Each week the NZ Herald's Cooking the Books podcast tackles a different money problem. Today, it's the financial independence movement, and whether normal people can give it a try. Hosted by Frances Cook.
Listen to the Cooking the Books podcast here or watch the interview above.
Financial independence is something you might have seen floating around, and been curious about.
On the face of it, it sounds too good to be true. Save and invest hard, and you build up enough investment income that you don't have to work anymore.
Surely that's something that's only possible for rich people?
It's open to more people than you might think.
Here's the maths behind it. The idea is that you work out how much you need in a year to live the life you want.
So you might be happy living a very frugal lifestyle, which always makes things easier. Or you might enjoy some of life's nicer trappings, and want to keep them.
Whatever that number is, you need a nest egg of 25x that, then the idea is that you can withdraw 4 per cent of it each year, in order to live that lifestyle you like.
For the latest podcast episode I talked to financial planner Liz Koh from Enrich Retirement.
We discussed whether the maths behind the idea works, the different types of financial independence, and tactics for the average person to get there.

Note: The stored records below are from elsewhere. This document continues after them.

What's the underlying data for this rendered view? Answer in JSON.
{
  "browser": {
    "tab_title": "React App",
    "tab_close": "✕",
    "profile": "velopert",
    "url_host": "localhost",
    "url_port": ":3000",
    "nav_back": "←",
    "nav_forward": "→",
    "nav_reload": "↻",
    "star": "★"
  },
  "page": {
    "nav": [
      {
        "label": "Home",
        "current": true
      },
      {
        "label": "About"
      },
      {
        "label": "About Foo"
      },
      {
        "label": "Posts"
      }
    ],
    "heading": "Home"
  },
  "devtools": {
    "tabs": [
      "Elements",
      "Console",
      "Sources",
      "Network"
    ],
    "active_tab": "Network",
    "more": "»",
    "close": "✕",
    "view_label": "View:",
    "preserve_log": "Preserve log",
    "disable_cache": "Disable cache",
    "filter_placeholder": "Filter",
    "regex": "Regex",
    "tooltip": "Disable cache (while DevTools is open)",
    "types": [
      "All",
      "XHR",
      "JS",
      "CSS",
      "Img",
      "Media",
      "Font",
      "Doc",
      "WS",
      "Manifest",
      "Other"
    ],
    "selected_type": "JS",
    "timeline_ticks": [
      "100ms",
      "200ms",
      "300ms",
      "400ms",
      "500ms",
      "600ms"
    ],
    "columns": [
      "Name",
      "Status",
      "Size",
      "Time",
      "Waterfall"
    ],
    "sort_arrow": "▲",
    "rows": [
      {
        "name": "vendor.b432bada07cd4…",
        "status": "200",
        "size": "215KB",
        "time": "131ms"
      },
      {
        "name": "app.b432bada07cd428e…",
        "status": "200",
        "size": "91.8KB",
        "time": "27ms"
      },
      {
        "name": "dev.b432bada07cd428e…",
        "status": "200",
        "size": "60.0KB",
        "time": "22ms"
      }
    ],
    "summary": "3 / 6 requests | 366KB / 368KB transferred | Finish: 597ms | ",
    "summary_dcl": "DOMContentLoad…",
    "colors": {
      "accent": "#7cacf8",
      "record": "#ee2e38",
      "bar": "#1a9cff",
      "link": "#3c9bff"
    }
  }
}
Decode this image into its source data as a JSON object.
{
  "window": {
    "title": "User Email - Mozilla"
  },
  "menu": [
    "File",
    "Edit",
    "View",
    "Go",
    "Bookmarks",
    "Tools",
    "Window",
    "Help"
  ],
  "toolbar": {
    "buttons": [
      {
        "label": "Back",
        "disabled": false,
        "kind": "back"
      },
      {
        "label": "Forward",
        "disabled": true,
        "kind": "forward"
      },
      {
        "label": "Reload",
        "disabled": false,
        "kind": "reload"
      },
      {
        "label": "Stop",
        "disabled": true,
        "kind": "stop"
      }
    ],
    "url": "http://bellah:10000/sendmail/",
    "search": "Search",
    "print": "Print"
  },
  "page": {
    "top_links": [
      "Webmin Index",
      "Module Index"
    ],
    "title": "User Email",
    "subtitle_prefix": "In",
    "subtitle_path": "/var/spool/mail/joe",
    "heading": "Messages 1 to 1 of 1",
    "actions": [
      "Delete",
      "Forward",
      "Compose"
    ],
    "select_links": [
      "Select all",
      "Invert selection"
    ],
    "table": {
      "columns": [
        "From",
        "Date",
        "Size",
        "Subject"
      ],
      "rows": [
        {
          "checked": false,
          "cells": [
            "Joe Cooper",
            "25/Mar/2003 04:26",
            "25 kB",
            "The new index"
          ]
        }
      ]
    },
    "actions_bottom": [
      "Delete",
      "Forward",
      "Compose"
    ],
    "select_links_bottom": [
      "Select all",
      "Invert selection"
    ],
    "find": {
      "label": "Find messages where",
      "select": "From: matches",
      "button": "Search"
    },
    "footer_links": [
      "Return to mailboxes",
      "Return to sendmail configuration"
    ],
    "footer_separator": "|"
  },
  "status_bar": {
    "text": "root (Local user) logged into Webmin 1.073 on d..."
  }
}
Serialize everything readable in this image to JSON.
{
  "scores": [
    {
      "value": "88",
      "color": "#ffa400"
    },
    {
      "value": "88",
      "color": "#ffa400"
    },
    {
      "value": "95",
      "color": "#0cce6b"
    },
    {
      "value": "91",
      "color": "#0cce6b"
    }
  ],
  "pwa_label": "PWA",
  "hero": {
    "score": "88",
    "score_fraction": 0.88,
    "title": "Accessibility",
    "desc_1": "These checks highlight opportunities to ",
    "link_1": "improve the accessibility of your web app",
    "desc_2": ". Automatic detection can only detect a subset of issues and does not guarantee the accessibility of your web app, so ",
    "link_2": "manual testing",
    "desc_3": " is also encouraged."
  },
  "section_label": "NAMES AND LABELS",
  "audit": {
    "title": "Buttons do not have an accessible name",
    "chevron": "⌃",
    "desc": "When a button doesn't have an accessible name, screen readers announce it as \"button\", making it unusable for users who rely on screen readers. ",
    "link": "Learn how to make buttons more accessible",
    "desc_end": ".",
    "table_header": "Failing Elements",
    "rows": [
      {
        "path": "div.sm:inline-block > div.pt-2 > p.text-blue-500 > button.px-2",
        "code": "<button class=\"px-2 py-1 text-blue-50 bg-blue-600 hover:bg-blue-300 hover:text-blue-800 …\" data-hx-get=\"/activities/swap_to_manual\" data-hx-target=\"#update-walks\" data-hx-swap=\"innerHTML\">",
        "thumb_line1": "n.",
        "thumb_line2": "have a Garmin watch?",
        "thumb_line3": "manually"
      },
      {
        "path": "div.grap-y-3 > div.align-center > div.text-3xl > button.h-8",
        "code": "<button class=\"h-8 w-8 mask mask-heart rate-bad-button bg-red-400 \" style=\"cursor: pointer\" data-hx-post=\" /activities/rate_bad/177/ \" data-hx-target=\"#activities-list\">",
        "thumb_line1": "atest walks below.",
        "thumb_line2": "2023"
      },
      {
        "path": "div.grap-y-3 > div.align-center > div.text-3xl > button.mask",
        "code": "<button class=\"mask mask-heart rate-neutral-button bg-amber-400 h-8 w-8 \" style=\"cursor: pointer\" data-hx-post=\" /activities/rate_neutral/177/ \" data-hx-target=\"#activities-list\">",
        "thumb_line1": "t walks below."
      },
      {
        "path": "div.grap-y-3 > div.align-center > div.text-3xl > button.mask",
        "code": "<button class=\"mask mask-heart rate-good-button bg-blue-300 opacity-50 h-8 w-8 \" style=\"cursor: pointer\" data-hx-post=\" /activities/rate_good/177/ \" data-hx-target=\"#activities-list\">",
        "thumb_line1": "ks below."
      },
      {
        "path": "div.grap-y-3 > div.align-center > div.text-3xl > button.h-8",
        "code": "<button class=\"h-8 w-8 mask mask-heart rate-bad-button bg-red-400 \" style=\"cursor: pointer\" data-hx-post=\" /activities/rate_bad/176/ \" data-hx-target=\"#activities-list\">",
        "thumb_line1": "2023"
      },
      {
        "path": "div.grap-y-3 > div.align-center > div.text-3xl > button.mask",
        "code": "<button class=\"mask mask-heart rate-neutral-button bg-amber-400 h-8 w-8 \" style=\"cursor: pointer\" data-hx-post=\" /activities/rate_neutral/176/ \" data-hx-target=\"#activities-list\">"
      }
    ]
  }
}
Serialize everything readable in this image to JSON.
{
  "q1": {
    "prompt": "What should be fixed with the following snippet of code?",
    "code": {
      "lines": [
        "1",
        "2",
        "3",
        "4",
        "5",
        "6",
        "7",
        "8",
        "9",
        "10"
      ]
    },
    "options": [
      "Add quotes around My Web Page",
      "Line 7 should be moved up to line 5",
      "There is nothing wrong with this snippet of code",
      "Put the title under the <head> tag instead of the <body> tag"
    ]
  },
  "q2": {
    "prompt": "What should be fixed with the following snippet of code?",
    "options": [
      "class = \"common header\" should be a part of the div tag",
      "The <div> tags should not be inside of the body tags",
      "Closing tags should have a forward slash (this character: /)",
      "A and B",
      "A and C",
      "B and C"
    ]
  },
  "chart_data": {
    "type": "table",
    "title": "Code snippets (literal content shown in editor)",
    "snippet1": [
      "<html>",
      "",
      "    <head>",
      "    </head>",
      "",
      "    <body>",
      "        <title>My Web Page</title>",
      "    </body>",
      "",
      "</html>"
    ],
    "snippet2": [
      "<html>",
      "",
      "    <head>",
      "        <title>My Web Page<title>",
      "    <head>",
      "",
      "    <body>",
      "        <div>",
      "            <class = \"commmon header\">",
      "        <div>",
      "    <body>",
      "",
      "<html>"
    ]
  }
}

For the interview, watch the video above, or listen to the podcast.